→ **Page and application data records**
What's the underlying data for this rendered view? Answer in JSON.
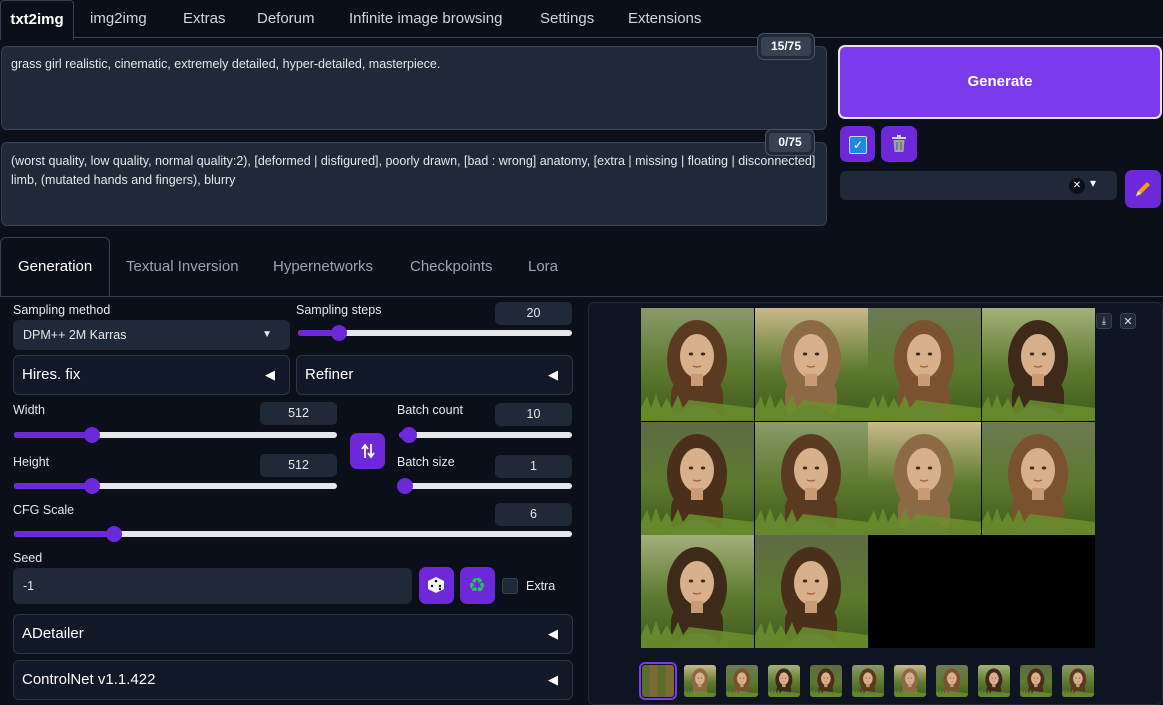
{
  "tabs": [
    "txt2img",
    "img2img",
    "Extras",
    "Deforum",
    "Infinite image browsing",
    "Settings",
    "Extensions"
  ],
  "prompt": {
    "positive": "grass girl realistic, cinematic, extremely detailed, hyper-detailed, masterpiece.",
    "positive_count": "15/75",
    "negative": "(worst quality, low quality, normal quality:2), [deformed | disfigured], poorly drawn, [bad : wrong] anatomy, [extra | missing | floating | disconnected] limb, (mutated hands and fingers), blurry",
    "negative_count": "0/75"
  },
  "actions": {
    "generate": "Generate",
    "style_clear": "✕",
    "style_arrow": "▾"
  },
  "subtabs": [
    "Generation",
    "Textual Inversion",
    "Hypernetworks",
    "Checkpoints",
    "Lora"
  ],
  "settings": {
    "sampling_method_label": "Sampling method",
    "sampling_method": "DPM++ 2M Karras",
    "sampling_steps_label": "Sampling steps",
    "sampling_steps": "20",
    "hires_fix": "Hires. fix",
    "refiner": "Refiner",
    "width_label": "Width",
    "width": "512",
    "height_label": "Height",
    "height": "512",
    "batch_count_label": "Batch count",
    "batch_count": "10",
    "batch_size_label": "Batch size",
    "batch_size": "1",
    "cfg_label": "CFG Scale",
    "cfg": "6",
    "seed_label": "Seed",
    "seed": "-1",
    "extra_label": "Extra",
    "adetailer": "ADetailer",
    "controlnet": "ControlNet v1.1.422"
  },
  "sliders": {
    "sampling_steps": 0.15,
    "width": 0.24,
    "height": 0.24,
    "batch_count": 0.06,
    "batch_size": 0.0,
    "cfg": 0.18
  },
  "gallery": {
    "image_count": 10,
    "thumbnail_count": 11
  },
  "colors": {
    "accent": "#7c3aed",
    "background": "#0b0f19"
  }
}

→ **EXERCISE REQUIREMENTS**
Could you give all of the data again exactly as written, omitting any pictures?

→ **EXERCISE ANSWER**
What's the underlying data for this rendered view? Answer in JSON.
{
  "tabs": [
    "txt2img",
    "img2img",
    "Extras",
    "Deforum",
    "Infinite image browsing",
    "Settings",
    "Extensions"
  ],
  "prompt": {
    "positive": "grass girl realistic, cinematic, extremely detailed, hyper-detailed, masterpiece.",
    "positive_count": "15/75",
    "negative": "(worst quality, low quality, normal quality:2), [deformed | disfigured], poorly drawn, [bad : wrong] anatomy, [extra | missing | floating | disconnected] limb, (mutated hands and fingers), blurry",
    "negative_count": "0/75"
  },
  "actions": {
    "generate": "Generate",
    "style_clear": "✕",
    "style_arrow": "▾"
  },
  "subtabs": [
    "Generation",
    "Textual Inversion",
    "Hypernetworks",
    "Checkpoints",
    "Lora"
  ],
  "settings": {
    "sampling_method_label": "Sampling method",
    "sampling_method": "DPM++ 2M Karras",
    "sampling_steps_label": "Sampling steps",
    "sampling_steps": "20",
    "hires_fix": "Hires. fix",
    "refiner": "Refiner",
    "width_label": "Width",
    "width": "512",
    "height_label": "Height",
    "height": "512",
    "batch_count_label": "Batch count",
    "batch_count": "10",
    "batch_size_label": "Batch size",
    "batch_size": "1",
    "cfg_label": "CFG Scale",
    "cfg": "6",
    "seed_label": "Seed",
    "seed": "-1",
    "extra_label": "Extra",
    "adetailer": "ADetailer",
    "controlnet": "ControlNet v1.1.422"
  },
  "sliders": {
    "sampling_steps": 0.15,
    "width": 0.24,
    "height": 0.24,
    "batch_count": 0.06,
    "batch_size": 0.0,
    "cfg": 0.18
  },
  "gallery": {
    "image_count": 10,
    "thumbnail_count": 11
  },
  "colors": {
    "accent": "#7c3aed",
    "background": "#0b0f19"
  }
}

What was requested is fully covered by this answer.